Material for this exercise below:

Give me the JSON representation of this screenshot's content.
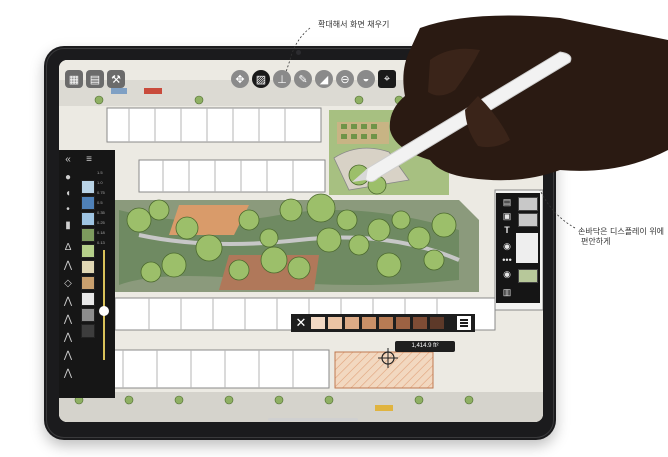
{
  "annotations": {
    "top_note": "확대해서 화면 채우기",
    "right_note_line1": "손바닥은 디스플레이 위에",
    "right_note_line2": "편안하게"
  },
  "toolbar": {
    "left_icons": [
      "grid-icon",
      "layers-icon",
      "wrench-icon"
    ],
    "tool_icons": [
      "transform-icon",
      "hatch-icon",
      "ruler-icon",
      "pencil-icon",
      "triangle-icon",
      "minus-circle-icon",
      "ellipse-icon",
      "crosshair-icon"
    ],
    "active_tool": "hatch-icon"
  },
  "palette": {
    "back_glyph": "«",
    "menu_icon": "menu-icon",
    "swatches": [
      "#b9d3e6",
      "#4f81b8",
      "#9ec4e2",
      "#7d9b5e",
      "#b5cf8a",
      "#e0d7b4",
      "#c9a06e",
      "#e8e8e8",
      "#8d8d8d",
      "#3d3d3d"
    ],
    "size_labels": [
      "1.5",
      "1.0",
      "0.75",
      "0.5",
      "0.35",
      "0.25",
      "0.18",
      "0.13"
    ],
    "opacity_level": 0.45
  },
  "right_panel": {
    "icons": [
      "layers-icon",
      "image-icon",
      "text-icon",
      "eye-icon",
      "more-icon",
      "eye-icon",
      "trash-icon"
    ],
    "text_glyph": "T"
  },
  "colorbar": {
    "close_glyph": "✕",
    "swatches": [
      "#f3d9c4",
      "#ebc4a5",
      "#dcaa86",
      "#c99068",
      "#b77b54",
      "#9c6243",
      "#7e4c35",
      "#5d3929"
    ]
  },
  "measurement": {
    "value": "1,414.9",
    "unit": "ft²"
  }
}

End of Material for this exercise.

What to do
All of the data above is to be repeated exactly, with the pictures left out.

Exercise response
Give me the JSON representation of this screenshot's content.
{
  "annotations": {
    "top_note": "확대해서 화면 채우기",
    "right_note_line1": "손바닥은 디스플레이 위에",
    "right_note_line2": "편안하게"
  },
  "toolbar": {
    "left_icons": [
      "grid-icon",
      "layers-icon",
      "wrench-icon"
    ],
    "tool_icons": [
      "transform-icon",
      "hatch-icon",
      "ruler-icon",
      "pencil-icon",
      "triangle-icon",
      "minus-circle-icon",
      "ellipse-icon",
      "crosshair-icon"
    ],
    "active_tool": "hatch-icon"
  },
  "palette": {
    "back_glyph": "«",
    "menu_icon": "menu-icon",
    "swatches": [
      "#b9d3e6",
      "#4f81b8",
      "#9ec4e2",
      "#7d9b5e",
      "#b5cf8a",
      "#e0d7b4",
      "#c9a06e",
      "#e8e8e8",
      "#8d8d8d",
      "#3d3d3d"
    ],
    "size_labels": [
      "1.5",
      "1.0",
      "0.75",
      "0.5",
      "0.35",
      "0.25",
      "0.18",
      "0.13"
    ],
    "opacity_level": 0.45
  },
  "right_panel": {
    "icons": [
      "layers-icon",
      "image-icon",
      "text-icon",
      "eye-icon",
      "more-icon",
      "eye-icon",
      "trash-icon"
    ],
    "text_glyph": "T"
  },
  "colorbar": {
    "close_glyph": "✕",
    "swatches": [
      "#f3d9c4",
      "#ebc4a5",
      "#dcaa86",
      "#c99068",
      "#b77b54",
      "#9c6243",
      "#7e4c35",
      "#5d3929"
    ]
  },
  "measurement": {
    "value": "1,414.9",
    "unit": "ft²"
  }
}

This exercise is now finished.